Hernando County's housing market showed signs of improvement last month, with sales up along with the average price for a home.
New-home construction also continued its upward trend.
There were 278 single-family home sales in October, up 16 percent from September's 240 transactions, according to statistics from the Hernando County Association of Realtors' multi-listing service.
Of those sales, 62 were foreclosed homes and 27 short sales.
The average sales price of a single-family home in October was $109,000, up from $105,000 in September. The average home remained on the market 88 days in October, compared to 94 in September.
One year ago, in October 2012, there were 281 sales transactions and homes sold for an average $94,981.
Marisa Brewer, broker with Preferred Property Associates, said sales numbers were relatively flat in 2011 and 2012 but transactions so far this year are showing an increase in all categories, including total number of listings sold, average sales price and days on market.
"I have also noticed an increase in the number of homes that are listed for sale over the $300,000 mark this year," Brewer said. "Although it will take a while for the sold comparison values to catch up with these higher listing prices, I feel this is a step in the right direction and encouraging."
More than 57 percent of sales transactions year-to-date through Nov. 19 have been cash sales and 70 percent of closed sales so far have sold for more than $300,000, according to Brewer's data.
The news on the new-home front was also upbeat.
The building department issued 17 single-family home permits in October, up from 16 in September and nine one year earlier. October had more permits issued than any other single month in 2012, according to building department data.
Builder confidence in the market for newly built, single-family homes remains unchanged so far this November.
For the sixth consecutive month, more builders have viewed market conditions as good than poor, according to the National Association of Home Builders.
"Given the current interest rate and pricing environment, consumers continue to show interest in purchasing new homes, but are holding back because Congress keeps pushing critical decisions on budget, tax and government spending issues down the road," said NAHB Chairman Rick Judson in a press release. "Meanwhile, builders continue to face challenges related to rising construction costs and low appraisals."
Scott Muldavin, president of The Muldavin Company Inc., a consulting firm that serves the real estate industry, said future housing demand from echo boomers - the 80 million Americans born between 1982 and 1995 - will affect real estate markets.

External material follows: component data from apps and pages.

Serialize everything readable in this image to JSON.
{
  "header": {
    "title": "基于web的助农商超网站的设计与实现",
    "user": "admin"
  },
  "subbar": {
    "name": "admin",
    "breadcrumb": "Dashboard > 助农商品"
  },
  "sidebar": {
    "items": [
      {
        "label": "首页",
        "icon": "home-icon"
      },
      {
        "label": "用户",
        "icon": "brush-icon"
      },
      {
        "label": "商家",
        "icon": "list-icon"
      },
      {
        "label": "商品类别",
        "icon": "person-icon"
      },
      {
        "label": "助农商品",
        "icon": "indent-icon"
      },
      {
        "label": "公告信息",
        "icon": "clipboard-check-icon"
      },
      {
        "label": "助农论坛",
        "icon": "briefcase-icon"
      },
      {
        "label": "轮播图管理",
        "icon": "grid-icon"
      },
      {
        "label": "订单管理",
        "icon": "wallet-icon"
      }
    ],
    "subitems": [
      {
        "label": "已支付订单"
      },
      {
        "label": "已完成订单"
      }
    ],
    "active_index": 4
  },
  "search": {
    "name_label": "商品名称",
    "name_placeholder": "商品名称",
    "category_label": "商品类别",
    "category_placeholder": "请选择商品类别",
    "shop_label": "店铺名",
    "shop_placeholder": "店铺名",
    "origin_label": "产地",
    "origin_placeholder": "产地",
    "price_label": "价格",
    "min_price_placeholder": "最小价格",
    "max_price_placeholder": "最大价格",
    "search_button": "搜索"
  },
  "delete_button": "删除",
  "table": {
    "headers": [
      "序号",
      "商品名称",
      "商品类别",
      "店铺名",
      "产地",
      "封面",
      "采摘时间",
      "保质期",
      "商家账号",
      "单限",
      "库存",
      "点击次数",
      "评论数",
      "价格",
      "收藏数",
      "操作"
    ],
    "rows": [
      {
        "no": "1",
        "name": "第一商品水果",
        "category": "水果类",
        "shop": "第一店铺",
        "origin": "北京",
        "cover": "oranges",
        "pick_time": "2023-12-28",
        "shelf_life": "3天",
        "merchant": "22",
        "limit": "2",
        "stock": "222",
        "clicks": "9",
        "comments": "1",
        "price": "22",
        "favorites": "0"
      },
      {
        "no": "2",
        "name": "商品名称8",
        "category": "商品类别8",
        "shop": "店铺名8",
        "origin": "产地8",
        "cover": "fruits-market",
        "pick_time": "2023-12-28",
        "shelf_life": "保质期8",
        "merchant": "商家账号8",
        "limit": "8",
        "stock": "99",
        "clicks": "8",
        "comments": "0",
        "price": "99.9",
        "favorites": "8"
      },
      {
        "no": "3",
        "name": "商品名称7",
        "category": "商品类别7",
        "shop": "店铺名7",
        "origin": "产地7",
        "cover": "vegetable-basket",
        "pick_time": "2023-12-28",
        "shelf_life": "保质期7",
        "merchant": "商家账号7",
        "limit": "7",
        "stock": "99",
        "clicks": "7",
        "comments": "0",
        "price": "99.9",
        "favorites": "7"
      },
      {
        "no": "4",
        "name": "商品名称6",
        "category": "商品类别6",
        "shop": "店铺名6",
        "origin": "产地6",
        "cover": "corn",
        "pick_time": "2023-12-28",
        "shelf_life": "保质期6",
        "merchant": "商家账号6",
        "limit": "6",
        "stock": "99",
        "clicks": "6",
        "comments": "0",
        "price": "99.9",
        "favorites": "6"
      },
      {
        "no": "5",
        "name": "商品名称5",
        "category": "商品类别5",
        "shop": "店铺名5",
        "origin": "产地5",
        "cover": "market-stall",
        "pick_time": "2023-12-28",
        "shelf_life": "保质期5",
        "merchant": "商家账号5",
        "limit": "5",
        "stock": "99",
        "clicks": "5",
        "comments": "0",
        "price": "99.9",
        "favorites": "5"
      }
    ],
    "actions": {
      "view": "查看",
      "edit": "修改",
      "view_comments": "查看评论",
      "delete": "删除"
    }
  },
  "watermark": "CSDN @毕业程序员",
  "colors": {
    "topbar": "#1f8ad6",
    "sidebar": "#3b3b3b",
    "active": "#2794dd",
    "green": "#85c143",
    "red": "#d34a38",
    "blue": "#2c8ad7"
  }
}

"We are the only developed country that has had an echo boom and that's a positive thing if the country can react and respond to it," Muldavin said in a press release.